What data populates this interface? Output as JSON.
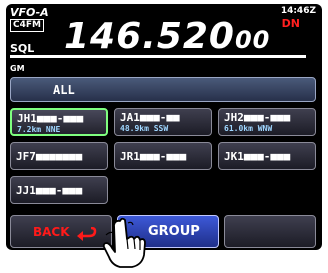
{
  "header": {
    "vfo": "VFO-A",
    "mode": "C4FM",
    "time": "14:46Z",
    "dn": "DN",
    "frequency_main": "146.520",
    "frequency_small": "00",
    "sql": "SQL"
  },
  "group_monitor": {
    "label": "GM",
    "all_label": "ALL",
    "stations": [
      {
        "call": "JH1■■■-■■■",
        "info": "7.2km  NNE"
      },
      {
        "call": "JA1■■■-■■",
        "info": "48.9km  SSW"
      },
      {
        "call": "JH2■■■-■■■",
        "info": "61.0km  WNW"
      },
      {
        "call": "JF7■■■■■■■"
      },
      {
        "call": "JR1■■■-■■■"
      },
      {
        "call": "JK1■■■-■■■"
      },
      {
        "call": "JJ1■■■-■■■"
      }
    ]
  },
  "footer": {
    "back_label": "BACK",
    "group_label": "GROUP"
  },
  "colors": {
    "dn": "#ff2020",
    "back_text": "#ff1a1a",
    "selected_border": "#7fff7f",
    "group_button": "#3d59d8"
  },
  "icons": [
    "return-arrow-icon",
    "pointing-hand-icon"
  ]
}
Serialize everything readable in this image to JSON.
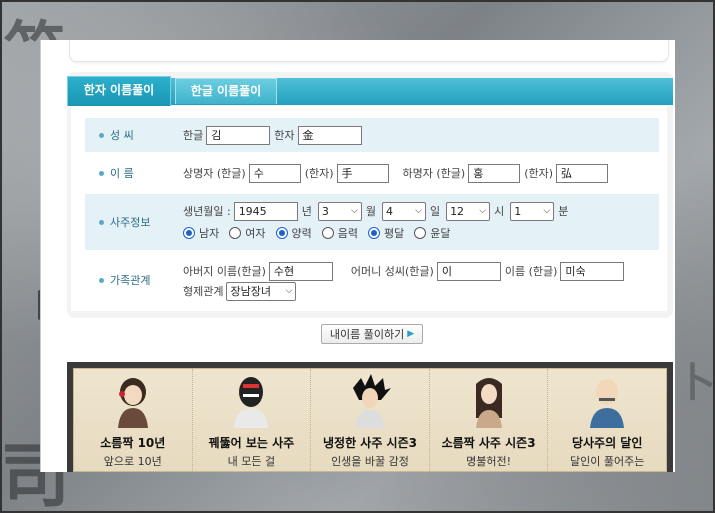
{
  "tabs": [
    {
      "label": "한자 이름풀이",
      "active": true
    },
    {
      "label": "한글 이름풀이",
      "active": false
    }
  ],
  "surname": {
    "label": "성 씨",
    "hangul_label": "한글",
    "hangul_value": "김",
    "hanja_label": "한자",
    "hanja_value": "金"
  },
  "name": {
    "label": "이 름",
    "upper_label": "상명자 (한글)",
    "upper_hangul": "수",
    "upper_hanja_label": "(한자)",
    "upper_hanja": "手",
    "lower_label": "하명자 (한글)",
    "lower_hangul": "홍",
    "lower_hanja_label": "(한자)",
    "lower_hanja": "弘"
  },
  "saju": {
    "label": "사주정보",
    "birth_label": "생년월일 :",
    "year": "1945",
    "year_unit": "년",
    "month": "3",
    "month_unit": "월",
    "day": "4",
    "day_unit": "일",
    "hour": "12",
    "hour_unit": "시",
    "minute": "1",
    "minute_unit": "분",
    "gender_options": [
      {
        "label": "남자",
        "checked": true
      },
      {
        "label": "여자",
        "checked": false
      }
    ],
    "calendar_options": [
      {
        "label": "양력",
        "checked": true
      },
      {
        "label": "음력",
        "checked": false
      }
    ],
    "leap_options": [
      {
        "label": "평달",
        "checked": true
      },
      {
        "label": "윤달",
        "checked": false
      }
    ]
  },
  "family": {
    "label": "가족관계",
    "father_label": "아버지 이름(한글)",
    "father_value": "수현",
    "mother_surname_label": "어머니 성씨(한글)",
    "mother_surname_value": "이",
    "mother_name_label": "이름 (한글)",
    "mother_name_value": "미숙",
    "sibling_label": "형제관계",
    "sibling_value": "장남장녀"
  },
  "submit_label": "내이름 풀이하기",
  "banner_cards": [
    {
      "title": "소름짝 10년",
      "subtitle": "앞으로 10년",
      "icon": "woman-fortune-teller"
    },
    {
      "title": "꿰뚫어 보는 사주",
      "subtitle": "내 모든 걸",
      "icon": "masked-figure"
    },
    {
      "title": "냉정한 사주 시즌3",
      "subtitle": "인생을 바꿀 감정",
      "icon": "spiky-hair-man"
    },
    {
      "title": "소름짝 사주 시즌3",
      "subtitle": "명불허전!",
      "icon": "long-hair-woman"
    },
    {
      "title": "당사주의 달인",
      "subtitle": "달인이 풀어주는",
      "icon": "bald-scholar"
    }
  ],
  "colors": {
    "tab_teal": "#23a0bc",
    "row_shade": "#e4f1f6",
    "label_text": "#2a6f86",
    "radio_blue": "#1a62c9"
  }
}
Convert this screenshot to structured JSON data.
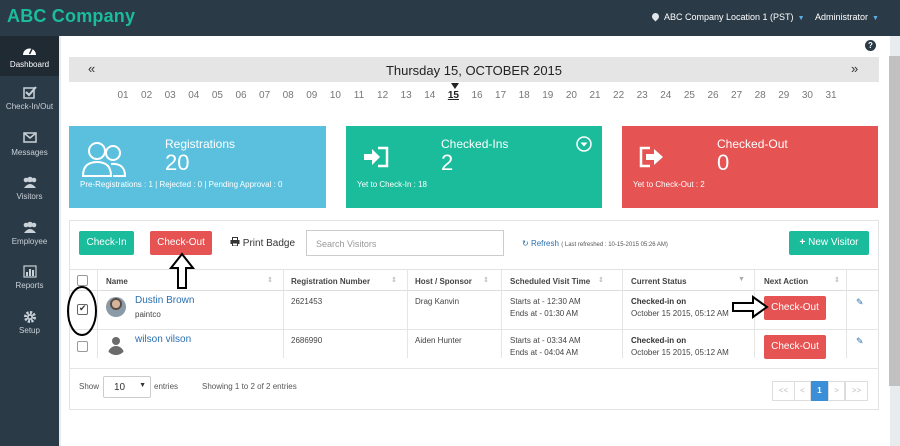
{
  "header": {
    "brand": "ABC Company",
    "location": "ABC Company Location 1 (PST)",
    "user": "Administrator"
  },
  "sidebar": {
    "items": [
      {
        "label": "Dashboard",
        "icon": "dashboard-icon"
      },
      {
        "label": "Check-In/Out",
        "icon": "check-square-icon"
      },
      {
        "label": "Messages",
        "icon": "envelope-icon"
      },
      {
        "label": "Visitors",
        "icon": "users-icon"
      },
      {
        "label": "Employee",
        "icon": "users-icon"
      },
      {
        "label": "Reports",
        "icon": "bar-chart-icon"
      },
      {
        "label": "Setup",
        "icon": "gear-icon"
      }
    ]
  },
  "calendar": {
    "prev": "«",
    "next": "»",
    "title": "Thursday 15, OCTOBER 2015",
    "days": [
      "01",
      "02",
      "03",
      "04",
      "05",
      "06",
      "07",
      "08",
      "09",
      "10",
      "11",
      "12",
      "13",
      "14",
      "15",
      "16",
      "17",
      "18",
      "19",
      "20",
      "21",
      "22",
      "23",
      "24",
      "25",
      "26",
      "27",
      "28",
      "29",
      "30",
      "31"
    ],
    "selected": "15"
  },
  "cards": {
    "registrations": {
      "title": "Registrations",
      "count": "20",
      "sub": "Pre-Registrations : 1 | Rejected : 0 | Pending Approval : 0"
    },
    "checkedins": {
      "title": "Checked-Ins",
      "count": "2",
      "sub": "Yet to Check-In : 18"
    },
    "checkedout": {
      "title": "Checked-Out",
      "count": "0",
      "sub": "Yet to Check-Out : 2"
    }
  },
  "toolbar": {
    "checkin": "Check-In",
    "checkout": "Check-Out",
    "print": "Print Badge",
    "search_placeholder": "Search Visitors",
    "refresh": "Refresh",
    "last_refreshed": "( Last refreshed : 10-15-2015 05:26 AM)",
    "new_visitor": "New Visitor"
  },
  "table": {
    "columns": [
      "Name",
      "Registration Number",
      "Host / Sponsor",
      "Scheduled Visit Time",
      "Current Status",
      "Next Action"
    ],
    "rows": [
      {
        "name": "Dustin Brown",
        "company": "paintco",
        "reg": "2621453",
        "host": "Drag Kanvin",
        "start": "Starts at - 12:30 AM",
        "end": "Ends at - 01:30 AM",
        "status": "Checked-in on",
        "status_time": "October 15 2015, 05:12 AM",
        "action": "Check-Out",
        "checked": true
      },
      {
        "name": "wilson vilson",
        "company": "",
        "reg": "2686990",
        "host": "Aiden Hunter",
        "start": "Starts at - 03:34 AM",
        "end": "Ends at - 04:04 AM",
        "status": "Checked-in on",
        "status_time": "October 15 2015, 05:12 AM",
        "action": "Check-Out",
        "checked": false
      }
    ]
  },
  "footer": {
    "show": "Show",
    "page_size": "10",
    "entries": "entries",
    "showing": "Showing 1 to 2 of 2 entries",
    "pager": {
      "first": "<<",
      "prev": "<",
      "current": "1",
      "next": ">",
      "last": ">>"
    }
  }
}
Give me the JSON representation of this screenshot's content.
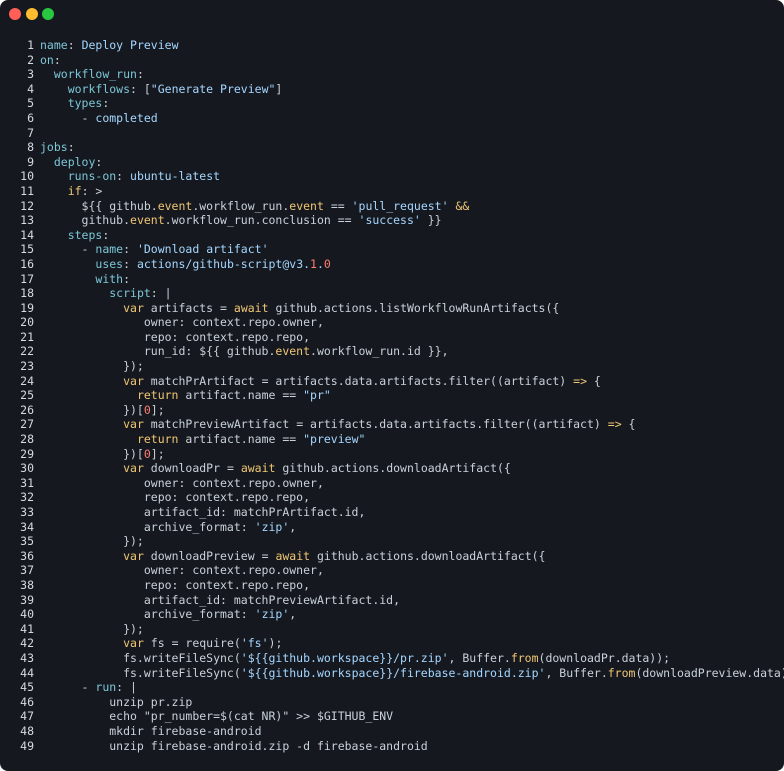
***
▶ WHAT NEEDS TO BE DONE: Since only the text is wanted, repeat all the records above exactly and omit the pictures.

▶ RESULT OF THIS EXERCISE:
What data populates this interface? Output as JSON.
{
  "header": {
    "vfo": "VFO-A",
    "mode": "C4FM",
    "time": "14:46Z",
    "dn": "DN",
    "frequency_main": "146.520",
    "frequency_small": "00",
    "sql": "SQL"
  },
  "group_monitor": {
    "label": "GM",
    "all_label": "ALL",
    "stations": [
      {
        "call": "JH1■■■-■■■",
        "info": "7.2km  NNE"
      },
      {
        "call": "JA1■■■-■■",
        "info": "48.9km  SSW"
      },
      {
        "call": "JH2■■■-■■■",
        "info": "61.0km  WNW"
      },
      {
        "call": "JF7■■■■■■■"
      },
      {
        "call": "JR1■■■-■■■"
      },
      {
        "call": "JK1■■■-■■■"
      },
      {
        "call": "JJ1■■■-■■■"
      }
    ]
  },
  "footer": {
    "back_label": "BACK",
    "group_label": "GROUP"
  },
  "colors": {
    "dn": "#ff2020",
    "back_text": "#ff1a1a",
    "selected_border": "#7fff7f",
    "group_button": "#3d59d8"
  },
  "icons": [
    "return-arrow-icon",
    "pointing-hand-icon"
  ]
}
Serialize everything readable in this image to JSON.
{
  "tabs": [
    {
      "label": "한자 이름풀이",
      "active": true
    },
    {
      "label": "한글 이름풀이",
      "active": false
    }
  ],
  "surname": {
    "label": "성 씨",
    "hangul_label": "한글",
    "hangul_value": "김",
    "hanja_label": "한자",
    "hanja_value": "金"
  },
  "name": {
    "label": "이 름",
    "upper_label": "상명자 (한글)",
    "upper_hangul": "수",
    "upper_hanja_label": "(한자)",
    "upper_hanja": "手",
    "lower_label": "하명자 (한글)",
    "lower_hangul": "홍",
    "lower_hanja_label": "(한자)",
    "lower_hanja": "弘"
  },
  "saju": {
    "label": "사주정보",
    "birth_label": "생년월일 :",
    "year": "1945",
    "year_unit": "년",
    "month": "3",
    "month_unit": "월",
    "day": "4",
    "day_unit": "일",
    "hour": "12",
    "hour_unit": "시",
    "minute": "1",
    "minute_unit": "분",
    "gender_options": [
      {
        "label": "남자",
        "checked": true
      },
      {
        "label": "여자",
        "checked": false
      }
    ],
    "calendar_options": [
      {
        "label": "양력",
        "checked": true
      },
      {
        "label": "음력",
        "checked": false
      }
    ],
    "leap_options": [
      {
        "label": "평달",
        "checked": true
      },
      {
        "label": "윤달",
        "checked": false
      }
    ]
  },
  "family": {
    "label": "가족관계",
    "father_label": "아버지 이름(한글)",
    "father_value": "수현",
    "mother_surname_label": "어머니 성씨(한글)",
    "mother_surname_value": "이",
    "mother_name_label": "이름 (한글)",
    "mother_name_value": "미숙",
    "sibling_label": "형제관계",
    "sibling_value": "장남장녀"
  },
  "submit_label": "내이름 풀이하기",
  "banner_cards": [
    {
      "title": "소름짝 10년",
      "subtitle": "앞으로 10년",
      "icon": "woman-fortune-teller"
    },
    {
      "title": "꿰뚫어 보는 사주",
      "subtitle": "내 모든 걸",
      "icon": "masked-figure"
    },
    {
      "title": "냉정한 사주 시즌3",
      "subtitle": "인생을 바꿀 감정",
      "icon": "spiky-hair-man"
    },
    {
      "title": "소름짝 사주 시즌3",
      "subtitle": "명불허전!",
      "icon": "long-hair-woman"
    },
    {
      "title": "당사주의 달인",
      "subtitle": "달인이 풀어주는",
      "icon": "bald-scholar"
    }
  ],
  "colors": {
    "tab_teal": "#23a0bc",
    "row_shade": "#e4f1f6",
    "label_text": "#2a6f86",
    "radio_blue": "#1a62c9"
  }
}
Convert this screenshot to structured JSON data.
{
  "header": {
    "brand": "ABC Company",
    "location": "ABC Company Location 1 (PST)",
    "user": "Administrator"
  },
  "sidebar": {
    "items": [
      {
        "label": "Dashboard",
        "icon": "dashboard-icon"
      },
      {
        "label": "Check-In/Out",
        "icon": "check-square-icon"
      },
      {
        "label": "Messages",
        "icon": "envelope-icon"
      },
      {
        "label": "Visitors",
        "icon": "users-icon"
      },
      {
        "label": "Employee",
        "icon": "users-icon"
      },
      {
        "label": "Reports",
        "icon": "bar-chart-icon"
      },
      {
        "label": "Setup",
        "icon": "gear-icon"
      }
    ]
  },
  "calendar": {
    "prev": "«",
    "next": "»",
    "title": "Thursday 15, OCTOBER 2015",
    "days": [
      "01",
      "02",
      "03",
      "04",
      "05",
      "06",
      "07",
      "08",
      "09",
      "10",
      "11",
      "12",
      "13",
      "14",
      "15",
      "16",
      "17",
      "18",
      "19",
      "20",
      "21",
      "22",
      "23",
      "24",
      "25",
      "26",
      "27",
      "28",
      "29",
      "30",
      "31"
    ],
    "selected": "15"
  },
  "cards": {
    "registrations": {
      "title": "Registrations",
      "count": "20",
      "sub": "Pre-Registrations : 1 | Rejected : 0 | Pending Approval : 0"
    },
    "checkedins": {
      "title": "Checked-Ins",
      "count": "2",
      "sub": "Yet to Check-In : 18"
    },
    "checkedout": {
      "title": "Checked-Out",
      "count": "0",
      "sub": "Yet to Check-Out : 2"
    }
  },
  "toolbar": {
    "checkin": "Check-In",
    "checkout": "Check-Out",
    "print": "Print Badge",
    "search_placeholder": "Search Visitors",
    "refresh": "Refresh",
    "last_refreshed": "( Last refreshed : 10-15-2015 05:26 AM)",
    "new_visitor": "New Visitor"
  },
  "table": {
    "columns": [
      "Name",
      "Registration Number",
      "Host / Sponsor",
      "Scheduled Visit Time",
      "Current Status",
      "Next Action"
    ],
    "rows": [
      {
        "name": "Dustin Brown",
        "company": "paintco",
        "reg": "2621453",
        "host": "Drag Kanvin",
        "start": "Starts at - 12:30 AM",
        "end": "Ends at - 01:30 AM",
        "status": "Checked-in on",
        "status_time": "October 15 2015, 05:12 AM",
        "action": "Check-Out",
        "checked": true
      },
      {
        "name": "wilson vilson",
        "company": "",
        "reg": "2686990",
        "host": "Aiden Hunter",
        "start": "Starts at - 03:34 AM",
        "end": "Ends at - 04:04 AM",
        "status": "Checked-in on",
        "status_time": "October 15 2015, 05:12 AM",
        "action": "Check-Out",
        "checked": false
      }
    ]
  },
  "footer": {
    "show": "Show",
    "page_size": "10",
    "entries": "entries",
    "showing": "Showing 1 to 2 of 2 entries",
    "pager": {
      "first": "<<",
      "prev": "<",
      "current": "1",
      "next": ">",
      "last": ">>"
    }
  }
}
Give me the JSON representation of this screenshot's content.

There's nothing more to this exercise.